High-dose amphotericin B deoxycholate (1-1.5 mg/kg/d) historically has been the most common treatment for invasive trichosporonosis, but many breakthrough cases have occurred on this therapy. [22, 44] Because of high rates of resistance to amphotericin B [40] and the toxicity of this regimen, alternate therapies are often necessary. Lipid preparations of amphotericin B (eg, liposomal amphotericin B, 5 mg/kg/d) are commonly used in place of amphotericin B deoxycholate, although treatment failures have also been reported with these agents. [20] Bcapitatus infections appear to respond better to amphotericin B than those due to Trichosporon species. [22]

The echinocandins caspofungin and micafungin have poor in vitro activity against Trichosporon when used alone. [19] One report describes successful treatment of T inkin peritoneal catheter–associated peritonitis using caspofungin monotherapy. [8] However, cases of breakthrough T asahii infections have been reported in patients with hematologic malignancies receiving micafungin [19] and caspofungin [32] for empiric treatment of neutropenic fever. Combination therapy with caspofungin and liposomal amphotericin B may be effective, [20] and micafungin and amphotericin B appear synergistic against Trichosporon in vitro. One in vivo murine model of trichosporonosis showed a significant reduction in fungal burden in multiple infected organ systems when amphotericin B was combined with micafungin.

Combination therapy should be the cornerstone of treatment for trichosporonosis. The combination of high-dose amphotericin B (deoxycholate or liposomal) with either or both 5-flucytosine or voriconazole is commonly prescribed, although failure rates remain high. Amphotericin B plus an echinocandin is a potentially promising regimen, and synergy has been suggested in vitro [45] and in a murine model, [46] with a small number of successful reports of salvage therapy in the current literature. [47, 48]

Regardless of the therapeutic options, patients’ clinical responses may not be optimal until they recover from their predisposing immunocompromised states. Possible strategies include the addition of granulocyte colony-stimulating factor (G-CSF) in patients with neutropenia [7] and the reduction of glucocorticoid doses as much as possible in patients receiving these agents. Persistence of positive blood culture findings on amphotericin B monotherapy suggests resistance, and modification of the regimen is indicated. Catheter-associated infections, such as peritonitis in patients undergoing peritoneal dialysis, generally require removal of the catheter.

In patients who do not respond to high-dose amphotericin B, an azole or flucytosine (5-FC) should be added. Unfortunately, all of these therapies have significant failure rates in patients with neutropenia. levels of 5-FC must be carefully monitored.
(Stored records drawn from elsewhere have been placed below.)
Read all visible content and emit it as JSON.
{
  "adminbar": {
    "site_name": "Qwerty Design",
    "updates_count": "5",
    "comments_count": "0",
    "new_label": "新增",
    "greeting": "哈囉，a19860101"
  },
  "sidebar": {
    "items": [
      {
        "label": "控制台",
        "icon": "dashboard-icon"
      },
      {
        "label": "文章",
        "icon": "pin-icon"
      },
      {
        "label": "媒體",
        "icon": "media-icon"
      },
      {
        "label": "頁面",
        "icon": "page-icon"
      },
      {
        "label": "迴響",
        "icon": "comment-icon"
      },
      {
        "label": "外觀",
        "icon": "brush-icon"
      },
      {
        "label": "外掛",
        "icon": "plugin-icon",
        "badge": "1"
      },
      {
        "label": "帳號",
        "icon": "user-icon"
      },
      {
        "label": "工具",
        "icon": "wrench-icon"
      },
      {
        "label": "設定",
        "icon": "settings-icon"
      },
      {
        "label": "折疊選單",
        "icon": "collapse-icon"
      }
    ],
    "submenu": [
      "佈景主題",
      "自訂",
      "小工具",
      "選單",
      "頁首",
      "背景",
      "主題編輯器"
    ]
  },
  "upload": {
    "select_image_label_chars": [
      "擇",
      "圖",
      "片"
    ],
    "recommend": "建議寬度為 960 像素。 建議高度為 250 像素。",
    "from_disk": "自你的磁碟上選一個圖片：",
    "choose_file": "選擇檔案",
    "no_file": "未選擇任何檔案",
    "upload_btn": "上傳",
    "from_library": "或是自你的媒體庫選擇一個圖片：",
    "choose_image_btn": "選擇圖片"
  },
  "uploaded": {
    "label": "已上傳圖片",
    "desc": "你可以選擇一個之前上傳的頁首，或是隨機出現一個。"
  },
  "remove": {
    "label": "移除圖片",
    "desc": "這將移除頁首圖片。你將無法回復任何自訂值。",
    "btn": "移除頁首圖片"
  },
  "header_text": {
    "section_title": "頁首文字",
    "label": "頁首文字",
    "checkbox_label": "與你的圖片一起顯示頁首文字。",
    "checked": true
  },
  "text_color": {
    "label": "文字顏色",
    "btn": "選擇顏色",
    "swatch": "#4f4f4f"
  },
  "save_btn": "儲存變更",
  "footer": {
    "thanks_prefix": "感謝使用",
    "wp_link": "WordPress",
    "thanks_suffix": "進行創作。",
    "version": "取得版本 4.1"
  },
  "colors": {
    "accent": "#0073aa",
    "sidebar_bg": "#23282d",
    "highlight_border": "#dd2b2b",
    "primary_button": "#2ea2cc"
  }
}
Do not use 5-FC if levels cannot be measured expeditiously. Liposomal amphotericin has been successfully used in trichosporonosis but may not necessarily offer greater efficacy over standard therapy. Miconazole has significant in vitro activity; however, this does not translate to useful in vivo results, and it should not be used.
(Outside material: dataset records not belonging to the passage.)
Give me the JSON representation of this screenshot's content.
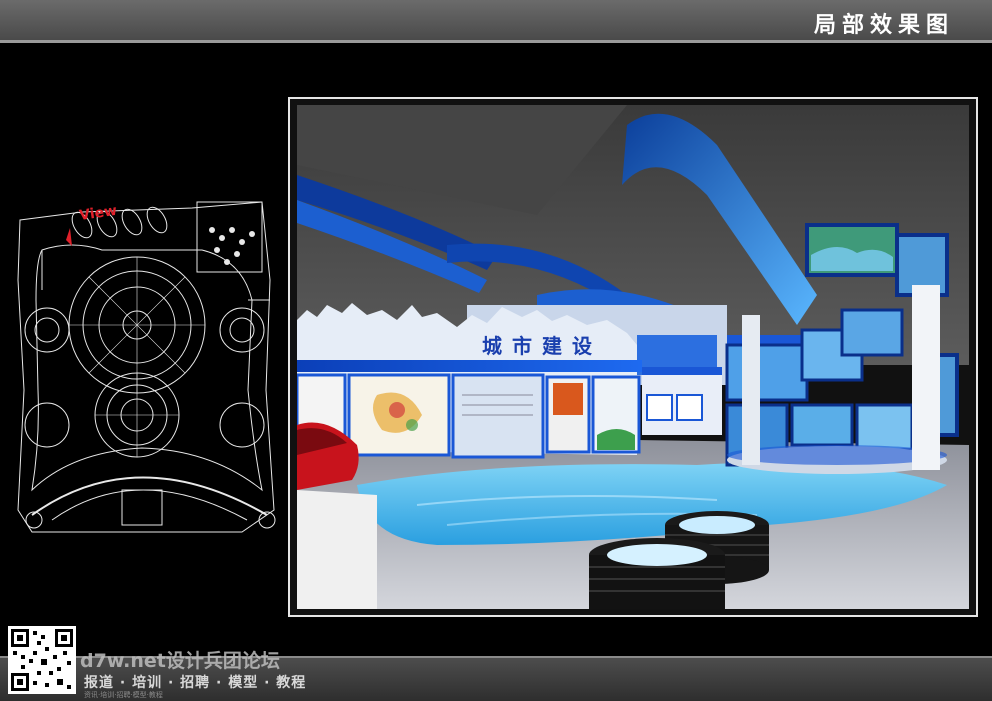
{
  "header": {
    "title": "局部效果图"
  },
  "plan": {
    "view_label": "View"
  },
  "render": {
    "sign_text": "城市建设"
  },
  "watermark": {
    "line1": "d7w.net设计兵团论坛",
    "line2": "报道 · 培训 · 招聘 · 模型 · 教程",
    "line3": "资讯·培训·招聘·模型·教程"
  },
  "colors": {
    "accent": "#1a57d6",
    "water": "#3fb4ea",
    "background": "#000000"
  }
}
Patients with trichosporonosis are often critically ill because of their infection and their frequent underlying illnesses. ICU admission is warranted in most cases.

Proper management should include input from an infectious disease specialist.

Consultation with an ophthalmologist is generally advised for diagnostic purposes and to evaluate for fungal retinitis.

Because of the many organ systems involved, input from a number of other specialists may be required. Pulmonologists, intensivists, gastroenterologists, dermatologists, and general surgeons commonly assist in the diagnosis and management of patients with trichosporonosis.